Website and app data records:
..........

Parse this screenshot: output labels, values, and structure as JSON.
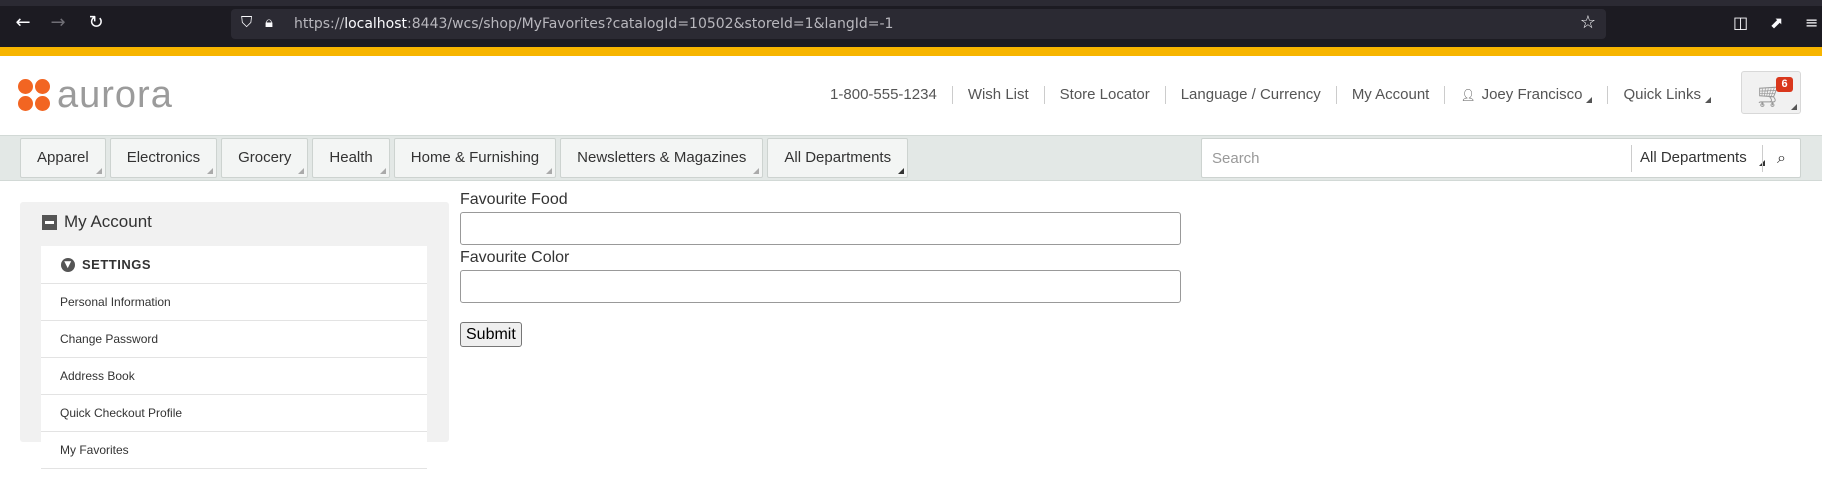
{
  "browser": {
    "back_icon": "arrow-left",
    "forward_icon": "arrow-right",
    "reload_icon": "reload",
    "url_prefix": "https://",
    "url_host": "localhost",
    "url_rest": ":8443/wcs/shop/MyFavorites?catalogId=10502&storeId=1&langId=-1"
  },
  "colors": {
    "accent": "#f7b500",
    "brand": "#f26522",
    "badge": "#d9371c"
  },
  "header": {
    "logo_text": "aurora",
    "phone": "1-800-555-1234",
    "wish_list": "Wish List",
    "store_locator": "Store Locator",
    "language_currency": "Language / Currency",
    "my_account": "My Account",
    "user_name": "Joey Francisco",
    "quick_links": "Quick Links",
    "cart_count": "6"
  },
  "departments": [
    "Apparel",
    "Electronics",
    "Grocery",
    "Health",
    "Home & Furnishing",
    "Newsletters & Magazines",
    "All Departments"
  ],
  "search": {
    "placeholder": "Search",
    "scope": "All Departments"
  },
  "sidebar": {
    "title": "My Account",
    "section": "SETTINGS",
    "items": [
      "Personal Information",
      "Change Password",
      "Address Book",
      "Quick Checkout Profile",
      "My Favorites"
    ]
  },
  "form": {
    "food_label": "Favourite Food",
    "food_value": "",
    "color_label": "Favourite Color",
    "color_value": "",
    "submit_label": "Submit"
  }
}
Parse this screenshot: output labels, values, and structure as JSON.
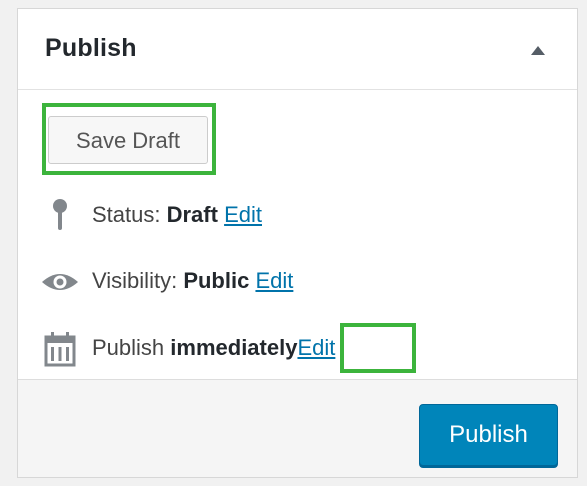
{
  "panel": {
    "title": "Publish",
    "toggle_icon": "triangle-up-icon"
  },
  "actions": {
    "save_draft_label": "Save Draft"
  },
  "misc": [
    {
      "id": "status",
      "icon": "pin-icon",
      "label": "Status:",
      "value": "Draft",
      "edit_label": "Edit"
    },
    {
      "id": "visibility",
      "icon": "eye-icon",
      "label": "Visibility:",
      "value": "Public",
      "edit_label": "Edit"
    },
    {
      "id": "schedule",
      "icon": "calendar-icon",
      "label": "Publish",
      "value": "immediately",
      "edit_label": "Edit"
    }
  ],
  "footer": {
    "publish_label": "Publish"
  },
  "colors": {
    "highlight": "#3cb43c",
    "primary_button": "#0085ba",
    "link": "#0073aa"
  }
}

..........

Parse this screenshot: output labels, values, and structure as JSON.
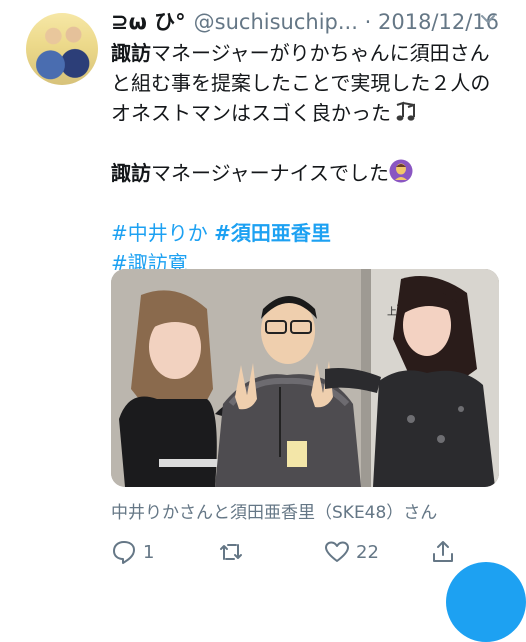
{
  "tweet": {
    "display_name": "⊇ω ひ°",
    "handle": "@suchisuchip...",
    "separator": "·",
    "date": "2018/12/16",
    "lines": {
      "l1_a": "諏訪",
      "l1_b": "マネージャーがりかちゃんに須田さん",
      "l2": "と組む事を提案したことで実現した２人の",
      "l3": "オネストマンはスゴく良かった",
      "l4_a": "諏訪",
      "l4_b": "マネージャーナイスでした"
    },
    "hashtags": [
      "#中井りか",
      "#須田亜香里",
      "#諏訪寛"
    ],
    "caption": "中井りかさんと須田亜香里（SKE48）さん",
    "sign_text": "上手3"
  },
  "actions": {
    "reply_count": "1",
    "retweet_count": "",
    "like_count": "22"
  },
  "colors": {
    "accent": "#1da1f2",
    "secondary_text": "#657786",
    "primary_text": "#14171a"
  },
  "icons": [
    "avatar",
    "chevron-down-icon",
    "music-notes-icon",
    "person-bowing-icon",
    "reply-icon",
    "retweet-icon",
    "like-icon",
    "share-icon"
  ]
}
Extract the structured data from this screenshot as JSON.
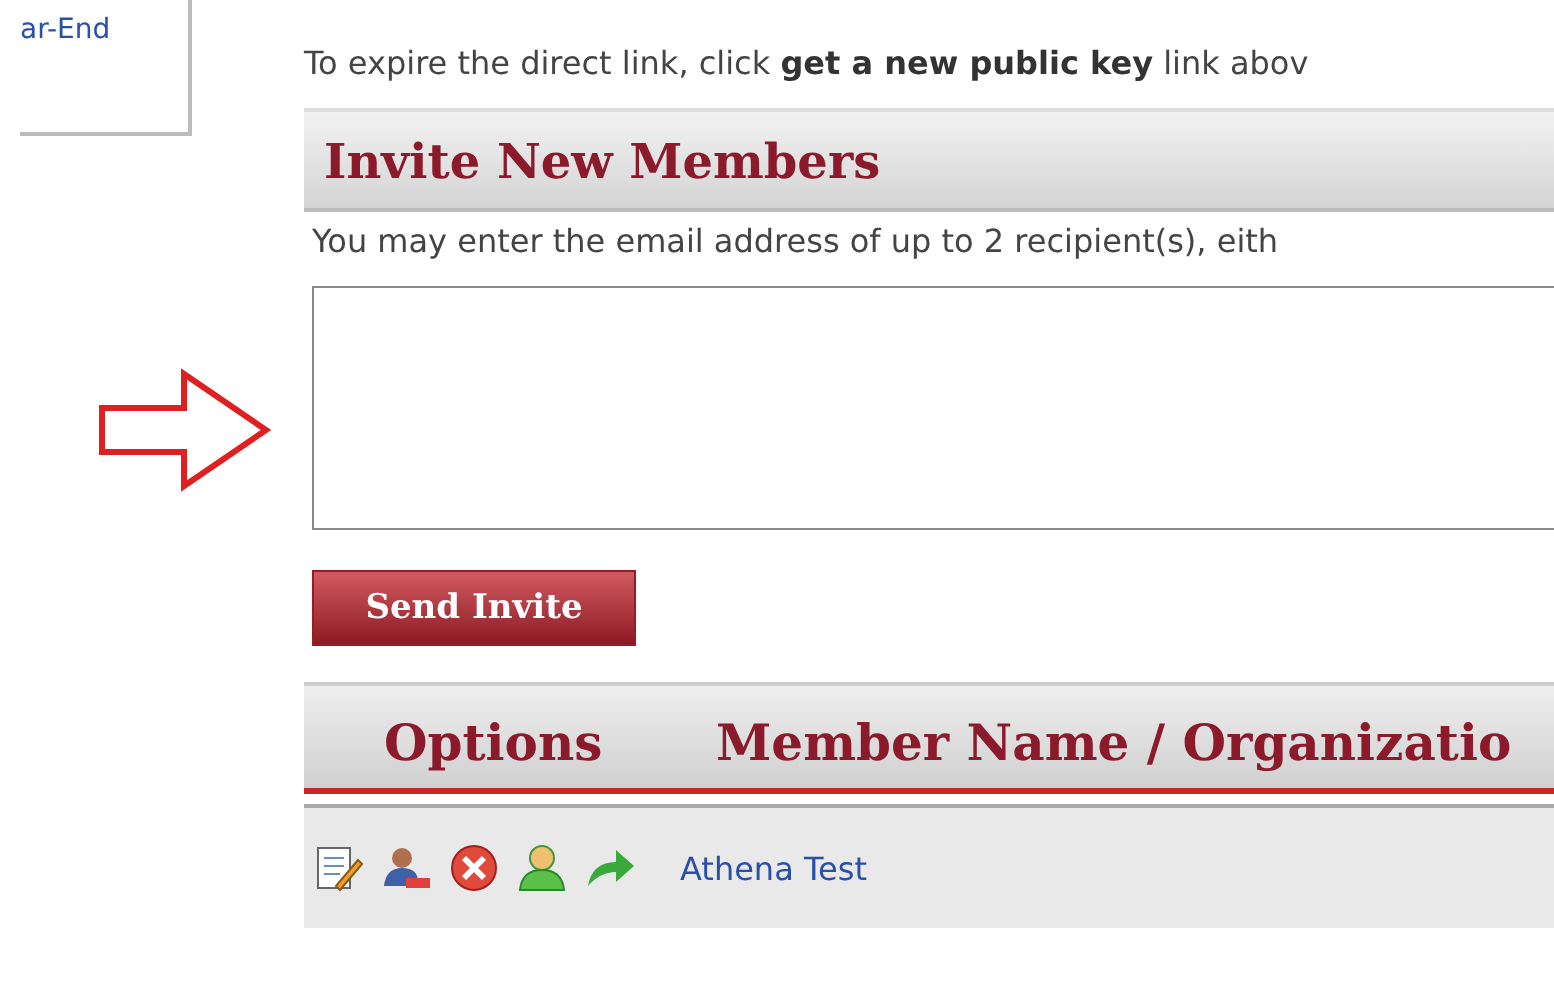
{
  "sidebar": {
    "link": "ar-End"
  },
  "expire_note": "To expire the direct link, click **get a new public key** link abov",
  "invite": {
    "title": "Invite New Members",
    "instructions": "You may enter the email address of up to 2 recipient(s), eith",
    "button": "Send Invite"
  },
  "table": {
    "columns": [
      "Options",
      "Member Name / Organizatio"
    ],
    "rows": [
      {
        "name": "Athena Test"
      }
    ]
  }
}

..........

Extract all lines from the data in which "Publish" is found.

    "title": "Publish",
      "label": "Publish",
    "publish_label": "Publish"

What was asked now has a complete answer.